Parshat Pinchas

Pinchas ben Elazar HaKohen Displayed the Kind of Zealotry that is Meritorious

Menachem Ginosar 05/07/2009 08:00
Pinchas, the son of Elazar HaKohen, the son of Aharon HaKohen, merited a distinctive blessing by virtue of his zealous action. The Creator of the world announced [in a prophetic session with Moshe Rabbeinu], "Behold, I am giving him (Pinchas) My covenant of peace. And, he and his offspring after him will have the everlasting covenant of priesthood, kehuna, because he was zealous for his God, and he made an atonement for all the Children of Israel" (Bamidbar 25:12-13).

Chazal tell us that at the time of this event, Aharon and his sons already had been annointed as kohanim. Their priestly status would devolve upon all sons subsequently born to them. Pinchas ― who had been born before his father Elazar was annointed to the priesthood ― was left out. Only when the Almighty blessed Pinchas after his zealous deed did he receive the gift of kehuna, priesthood.

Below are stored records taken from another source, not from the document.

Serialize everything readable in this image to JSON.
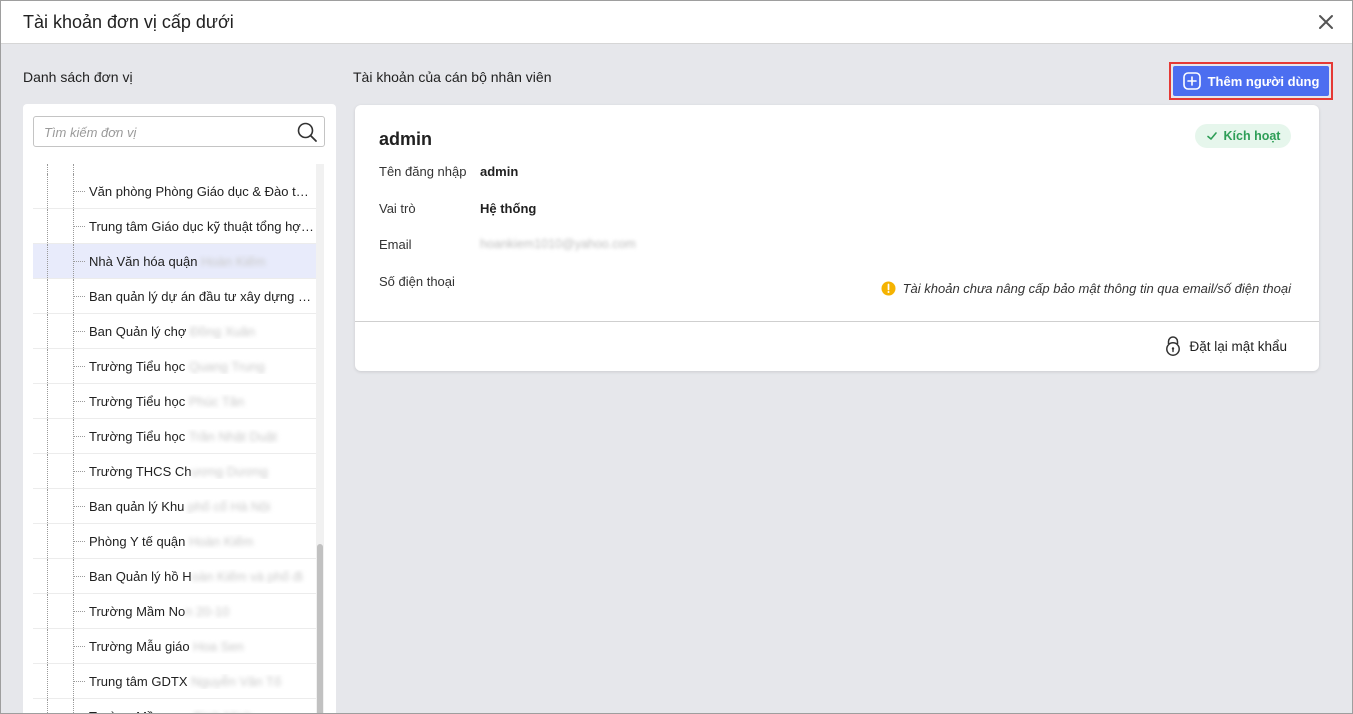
{
  "dialog": {
    "title": "Tài khoản đơn vị cấp dưới"
  },
  "left_panel": {
    "title": "Danh sách đơn vị",
    "search_placeholder": "Tìm kiếm đơn vị",
    "items": [
      {
        "label": "Văn phòng Phòng Giáo dục & Đào tạo...",
        "hidden": "",
        "selected": false
      },
      {
        "label": "Trung tâm Giáo dục kỹ thuật tổng hợp...",
        "hidden": "",
        "selected": false
      },
      {
        "label": "Nhà Văn hóa quận ",
        "hidden": "Hoàn Kiếm",
        "selected": true
      },
      {
        "label": "Ban quản lý dự án đầu tư xây dựng qu...",
        "hidden": "",
        "selected": false
      },
      {
        "label": "Ban Quản lý chợ ",
        "hidden": "Đồng Xuân",
        "selected": false
      },
      {
        "label": "Trường Tiểu học ",
        "hidden": "Quang Trung",
        "selected": false
      },
      {
        "label": "Trường Tiểu học ",
        "hidden": "Phúc Tân",
        "selected": false
      },
      {
        "label": "Trường Tiểu học ",
        "hidden": "Trần Nhật Duật",
        "selected": false
      },
      {
        "label": "Trường THCS Ch",
        "hidden": "ương Dương",
        "selected": false
      },
      {
        "label": "Ban quản lý Khu ",
        "hidden": "phố cổ Hà Nội",
        "selected": false
      },
      {
        "label": "Phòng Y tế quận ",
        "hidden": "Hoàn Kiếm",
        "selected": false
      },
      {
        "label": "Ban Quản lý hồ H",
        "hidden": "oàn Kiếm và phố đi",
        "selected": false
      },
      {
        "label": "Trường Mầm No",
        "hidden": "n 20-10",
        "selected": false
      },
      {
        "label": "Trường Mẫu giáo ",
        "hidden": "Hoa Sen",
        "selected": false
      },
      {
        "label": "Trung tâm GDTX ",
        "hidden": "Nguyễn Văn Tố",
        "selected": false
      },
      {
        "label": "Trường Mầm non ",
        "hidden": "Bình Minh",
        "selected": false
      }
    ]
  },
  "right_panel": {
    "title": "Tài khoản của cán bộ nhân viên",
    "add_user_label": "Thêm người dùng",
    "account": {
      "name": "admin",
      "status": "Kích hoạt",
      "username_label": "Tên đăng nhập",
      "username": "admin",
      "role_label": "Vai trò",
      "role": "Hệ thống",
      "email_label": "Email",
      "email": "hoankiem1010@yahoo.com",
      "phone_label": "Số điện thoại",
      "phone": "",
      "warning": "Tài khoản chưa nâng cấp bảo mật thông tin qua email/số điện thoại",
      "reset_password_label": "Đặt lại mật khẩu"
    }
  },
  "colors": {
    "primary": "#4c6ef0",
    "highlight_border": "#e53935",
    "active_badge_bg": "#e6f6ec",
    "active_badge_text": "#2e9e57",
    "warning": "#f5b301",
    "selected_row": "#e8ebfb"
  }
}
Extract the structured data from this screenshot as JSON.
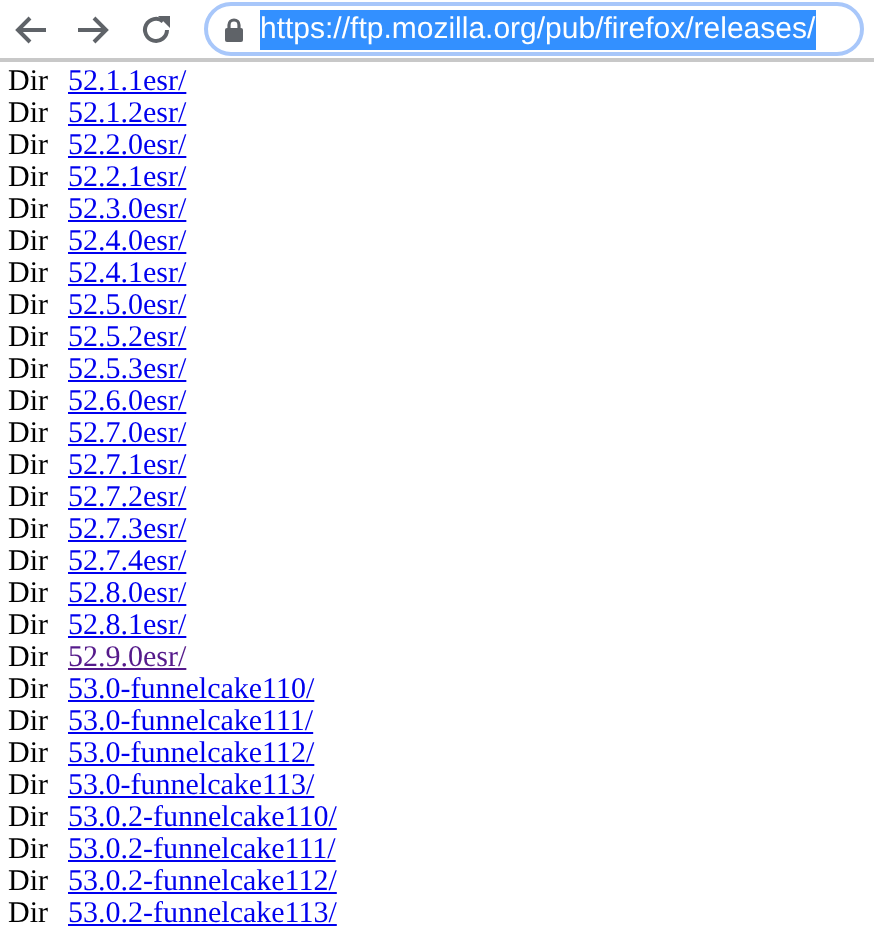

The covenant of priesthood that Pinchas merited was not simply a reward for his noble zealotry. The bestowal of the kehuna on Pinchas was actually a message [for us], a message that identified a necessary attribute of his act. Only the ideal man, one graced with the covenant of peace, whose personality is suffused with peacefulness and the desire for reconciliation, and who trembles at HaShem's word, only such a man, in specific, extreme circumstances, can possibly lift a sword and do such a deed. Some people regard zealous actions as negative deeds done spontaneously in rage and fury. Occasionally, (sometimes, rightly so) it seems that zealotry precludes humanitarianism and peace. With the blessing, "Behold I am giving him (Pinchas) My covenant of peace" the Torah shows us that those who hold this viewpoint err.

In specific situations, zealotry is appropriate when acted upon in the correct manner by the right person. We must not forget that zealotry is hazardous. It is difficult to achieve the right balance between pacification and mercy on the one hand, and jealousy [for the honor of] the Word of HaShem on the other hand. It seems that only a few merit the ability to blend these characteristics.

Pinchas worked on his personality to achieve this high level. There's a reason that Chazal tell us, "Pinchas is Eliyahu" [Elijah the Prophet] (Pirke d'Rabi Eliezer, 46).

Pinchas merited to fill the role as the one who will announce the Redemption. Targum Yonaton ben Uziel explains the verse, "Behold, I am giving him (Pinchas) My covenant of peace…" (Bamidbar 25:12):

"And I (HaShem) will make a malach (angel-messenger) and this malach will be the one who will announce the Redemption at the end of days."

That is Pinchas, and Pinchas is Eliyahu, the appointed messenger who will herald the complete Redemption, which we all aspire to see, soon, in our days, amen.